[Data entries]
[Start of section]

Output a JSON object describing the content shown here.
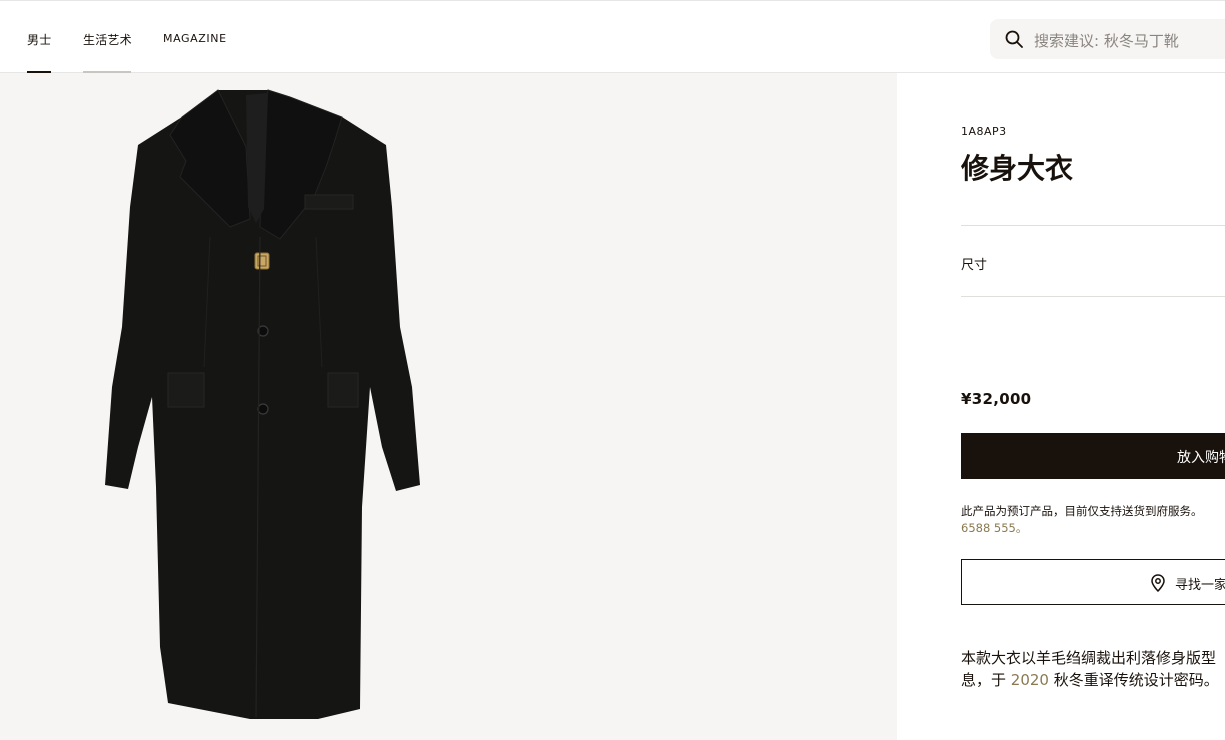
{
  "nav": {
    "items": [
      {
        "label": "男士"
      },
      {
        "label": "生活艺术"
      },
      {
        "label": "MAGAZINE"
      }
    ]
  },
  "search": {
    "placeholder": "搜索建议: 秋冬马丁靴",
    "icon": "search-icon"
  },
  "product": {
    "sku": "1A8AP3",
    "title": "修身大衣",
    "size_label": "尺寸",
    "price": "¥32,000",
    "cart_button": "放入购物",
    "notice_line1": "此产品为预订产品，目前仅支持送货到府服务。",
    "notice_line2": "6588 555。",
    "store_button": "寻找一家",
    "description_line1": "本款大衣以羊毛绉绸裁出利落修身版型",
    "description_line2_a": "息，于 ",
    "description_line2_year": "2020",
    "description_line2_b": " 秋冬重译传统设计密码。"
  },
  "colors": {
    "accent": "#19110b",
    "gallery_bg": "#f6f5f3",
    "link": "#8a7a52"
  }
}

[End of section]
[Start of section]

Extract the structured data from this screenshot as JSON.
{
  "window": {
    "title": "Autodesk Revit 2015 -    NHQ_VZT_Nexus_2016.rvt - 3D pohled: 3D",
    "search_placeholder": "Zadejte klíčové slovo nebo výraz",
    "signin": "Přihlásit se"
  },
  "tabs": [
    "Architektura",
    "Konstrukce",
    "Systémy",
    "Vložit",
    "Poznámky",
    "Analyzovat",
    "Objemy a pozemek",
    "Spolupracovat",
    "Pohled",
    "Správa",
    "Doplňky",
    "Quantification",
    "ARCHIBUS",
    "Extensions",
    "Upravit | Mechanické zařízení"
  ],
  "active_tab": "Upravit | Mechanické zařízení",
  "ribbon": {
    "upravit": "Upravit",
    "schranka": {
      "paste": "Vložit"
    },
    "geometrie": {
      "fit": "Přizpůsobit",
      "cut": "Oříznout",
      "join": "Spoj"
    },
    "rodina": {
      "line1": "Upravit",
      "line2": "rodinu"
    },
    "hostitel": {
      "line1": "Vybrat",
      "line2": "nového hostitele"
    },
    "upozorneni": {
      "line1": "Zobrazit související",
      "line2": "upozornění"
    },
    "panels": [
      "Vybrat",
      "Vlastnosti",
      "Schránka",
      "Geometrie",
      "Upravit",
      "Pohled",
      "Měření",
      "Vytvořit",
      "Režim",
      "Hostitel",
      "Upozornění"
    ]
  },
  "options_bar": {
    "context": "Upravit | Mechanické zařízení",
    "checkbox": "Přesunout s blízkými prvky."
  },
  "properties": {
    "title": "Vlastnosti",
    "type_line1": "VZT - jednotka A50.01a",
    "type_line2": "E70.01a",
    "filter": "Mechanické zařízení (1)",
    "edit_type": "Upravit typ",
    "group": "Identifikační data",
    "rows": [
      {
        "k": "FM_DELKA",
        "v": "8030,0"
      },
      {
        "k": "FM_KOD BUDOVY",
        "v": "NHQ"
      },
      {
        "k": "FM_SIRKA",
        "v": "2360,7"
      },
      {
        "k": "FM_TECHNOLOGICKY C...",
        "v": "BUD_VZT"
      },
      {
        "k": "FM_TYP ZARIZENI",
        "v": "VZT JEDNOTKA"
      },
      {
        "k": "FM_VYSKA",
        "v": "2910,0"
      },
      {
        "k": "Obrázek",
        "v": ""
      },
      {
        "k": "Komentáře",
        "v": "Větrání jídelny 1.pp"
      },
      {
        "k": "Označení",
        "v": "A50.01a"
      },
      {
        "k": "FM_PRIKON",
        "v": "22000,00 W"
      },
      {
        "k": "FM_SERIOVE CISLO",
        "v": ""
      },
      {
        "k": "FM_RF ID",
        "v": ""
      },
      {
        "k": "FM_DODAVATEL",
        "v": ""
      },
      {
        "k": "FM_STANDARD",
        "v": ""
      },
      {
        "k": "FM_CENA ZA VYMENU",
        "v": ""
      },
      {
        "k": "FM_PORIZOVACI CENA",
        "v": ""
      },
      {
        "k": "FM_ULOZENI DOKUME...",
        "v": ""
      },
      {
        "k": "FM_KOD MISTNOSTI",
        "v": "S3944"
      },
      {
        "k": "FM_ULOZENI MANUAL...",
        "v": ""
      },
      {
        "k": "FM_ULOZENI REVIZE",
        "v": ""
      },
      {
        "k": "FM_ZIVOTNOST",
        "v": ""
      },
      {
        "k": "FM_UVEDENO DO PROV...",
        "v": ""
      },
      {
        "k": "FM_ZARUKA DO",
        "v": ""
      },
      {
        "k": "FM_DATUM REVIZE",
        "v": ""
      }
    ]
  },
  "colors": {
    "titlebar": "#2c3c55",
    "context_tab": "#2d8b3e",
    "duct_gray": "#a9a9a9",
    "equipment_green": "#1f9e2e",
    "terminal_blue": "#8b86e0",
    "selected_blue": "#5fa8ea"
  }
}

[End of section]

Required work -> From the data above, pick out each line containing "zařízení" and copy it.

Solution for this task ->
    "Upravit | Mechanické zařízení"
  "active_tab": "Upravit | Mechanické zařízení",
    "context": "Upravit | Mechanické zařízení",
    "filter": "Mechanické zařízení (1)",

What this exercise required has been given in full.